Source: ABC Rural


Apparently Poyner didn’t notice Cyclone Yasi…


The following shows the Southern Oscillation index (SOI) for the last 10 years:

Description:

A strongly and consistently positive SOI pattern is related to a high probability of above the long-term average (median) rainfall for many areas of Australia, especially areas of eastern Australia – La Niña.

Conversely, a ‘deep’ and consistently negative SOI pattern is related to a high probability of below median rainfall for many areas of Australia at certain times of the year – El Niño.

Source: Weatherzone

In November 2018, the ABC wrote:

“Australia’s emissions go up again,
but Environment Minister says progress being made”

Citing these key points:

  • “Emissions continue rise since 2013, now highest since 2011”
  • “Increased LNG, coal production named as primary cause”
  • “Solar and wind being undone by LNG emissions”
  • “Government insists we’re on track to meet Paris emissions targets despite rise”

Source: ABC News

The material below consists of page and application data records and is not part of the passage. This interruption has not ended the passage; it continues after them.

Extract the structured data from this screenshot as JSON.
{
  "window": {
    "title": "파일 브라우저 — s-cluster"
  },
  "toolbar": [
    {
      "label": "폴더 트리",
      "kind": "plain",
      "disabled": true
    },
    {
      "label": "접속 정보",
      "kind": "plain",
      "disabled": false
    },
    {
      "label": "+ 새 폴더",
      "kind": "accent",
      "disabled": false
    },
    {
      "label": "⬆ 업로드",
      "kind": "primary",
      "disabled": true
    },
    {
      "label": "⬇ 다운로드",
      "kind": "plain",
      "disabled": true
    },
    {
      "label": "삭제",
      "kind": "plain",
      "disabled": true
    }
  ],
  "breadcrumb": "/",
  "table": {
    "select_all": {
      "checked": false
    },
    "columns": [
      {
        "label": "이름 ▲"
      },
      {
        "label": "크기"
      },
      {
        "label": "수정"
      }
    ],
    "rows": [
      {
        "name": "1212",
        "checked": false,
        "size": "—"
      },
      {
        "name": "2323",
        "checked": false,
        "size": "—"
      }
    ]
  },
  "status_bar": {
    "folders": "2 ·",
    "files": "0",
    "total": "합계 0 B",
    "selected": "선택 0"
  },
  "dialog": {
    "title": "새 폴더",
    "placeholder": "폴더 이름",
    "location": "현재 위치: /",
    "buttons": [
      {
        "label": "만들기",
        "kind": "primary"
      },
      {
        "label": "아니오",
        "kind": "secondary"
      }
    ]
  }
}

Putting Australian emissions into context:

The BP Statistical Review of World Energy 2019

  • Australia’s CO2 emissions comprise only 1.2% of global CO2 emissions
  • Australia’s CO2 emissions are less than 1/20th of China’s emissions
  • The growth of China’s emissions in only 2 years equals Australia’s total

Source: BP.com

The ABC’s chart is overlaid on the global chart to illustrate how the ABC cherry-picks Australian emissions and fails to show the data in the context of Global emissions.

Overlaid on the chart of Global emissions is a chart showing Mining GDP, which clearly illustrates where the growth in emissions is occurring. The implication is that they want us to curtail mining output.

The ABC claims that:

[Australian] Emissions for the year ending in June 2018 have increased on the previous year by 0.6 per cent, pushing Australia’s emissions to the highest they have been since 2011.

Australia’s increase in CO2 emissions of 0.6% of 1.2% of World CO2 emissions amounts to 0.007% of World emissions.

In the same timeframe, China’s 28% of global emissions increased by 2.2%, or 0.6% of world emissions or 83 times Australia’s increase.

The whole article fundamentally misrepresents reality:

  • Australian data shown out of context yet Global agreement cited
  • China’s increase (83x Australia’s) is not shown
  • The uses pictures of steam to represent “polluation” when neither steam nor CO2 is pollution
  • The ABC ignores the obvious correlation between GDP growth and ‘carbon’ emissions

The article is headed by the usual picture showing clouds of steam emitted by cooling towers: